Community concern over unusual siltation of Wonboyn estuary has intensified, with emerging reports that scientific studies conducted by the Office of Environment and Heritage (OEH) and NSW Forestry Corp present conflicting results.
As reported last week, a meeting was conducted at Wonboyn Lake on Wednesday, February 10, with the OEH, Forestry Corp, BVSC, and EPA presenting evidence to approximately 50 Wonboyn residents.
Of most concern was whether the incidence of the unusual orange coloured silt in the lake is linked to logging in the Wonboyn catchment, with soil tests focused on the occurrence of pink Ordovician Turbidite soil.
Wonboyn Lake Ratepayers Association president Andrew Jeeves alleges OEH’s soil sample results are “diametrically opposed” to results presented by an undisclosed scientist engaged by NSW Forestry Corp, creating a major “sticking point” in the investigation.
“OEH identified the soil as highly erodible, while Forestry Corp representative Lee Blessington said he believed it was one of the most stable soils he had worked in.”
Buoyed by positive investigation results thus far, Forestry Corp will continue logging in the Wonboyn catchment.
“The draft report issued by the Environment Protection Authority cites no evidence the sediment was a result of forestry activities,” a NSW Forestry Corp spokesman said on Tuesday February 23.

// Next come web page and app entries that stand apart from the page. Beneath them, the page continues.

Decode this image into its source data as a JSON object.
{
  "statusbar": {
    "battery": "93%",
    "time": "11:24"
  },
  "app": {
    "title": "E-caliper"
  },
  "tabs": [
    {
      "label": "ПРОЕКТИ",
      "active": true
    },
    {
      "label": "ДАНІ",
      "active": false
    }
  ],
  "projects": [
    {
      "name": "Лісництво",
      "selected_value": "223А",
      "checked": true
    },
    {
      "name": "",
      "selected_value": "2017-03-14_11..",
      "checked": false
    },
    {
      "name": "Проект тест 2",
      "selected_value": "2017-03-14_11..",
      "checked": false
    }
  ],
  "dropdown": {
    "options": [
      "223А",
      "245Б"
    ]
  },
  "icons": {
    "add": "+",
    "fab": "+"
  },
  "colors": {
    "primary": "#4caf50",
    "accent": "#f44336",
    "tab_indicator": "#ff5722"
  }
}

“Investigations by Forestry Corporation’s soil scientist found that there was substantial evidence of alternative sources of sediment within the catchment and outside of the state forests which had not been investigated by OEH.”

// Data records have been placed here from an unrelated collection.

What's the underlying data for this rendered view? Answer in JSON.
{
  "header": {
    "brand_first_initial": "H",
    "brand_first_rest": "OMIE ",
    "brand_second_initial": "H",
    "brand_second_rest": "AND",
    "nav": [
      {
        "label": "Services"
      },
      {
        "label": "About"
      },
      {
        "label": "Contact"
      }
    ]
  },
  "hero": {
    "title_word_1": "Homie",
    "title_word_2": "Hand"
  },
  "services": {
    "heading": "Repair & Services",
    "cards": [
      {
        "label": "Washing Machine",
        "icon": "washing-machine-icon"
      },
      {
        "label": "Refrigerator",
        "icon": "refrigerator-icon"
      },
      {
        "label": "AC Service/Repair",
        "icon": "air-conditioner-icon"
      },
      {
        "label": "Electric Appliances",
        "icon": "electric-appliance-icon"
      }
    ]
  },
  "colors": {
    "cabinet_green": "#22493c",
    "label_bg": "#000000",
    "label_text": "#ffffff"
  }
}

The Magnet sought clarification with the OEH, who issued a formal statement on Tuesday, February 23, focusing on the nature of the soil type found in the Wonboyn catchment, which dates back more than 400 million years.
“The soils formed during this period are predominantly clays that are reddish in colour and produce extremely fine grained sediments that when mixed with fresh water stay in suspension for a long time,” an OEH spokesperson said.
“The suspended sediments eroded from soils from Ordovician rocks are an inert clay and considered not hazardous.”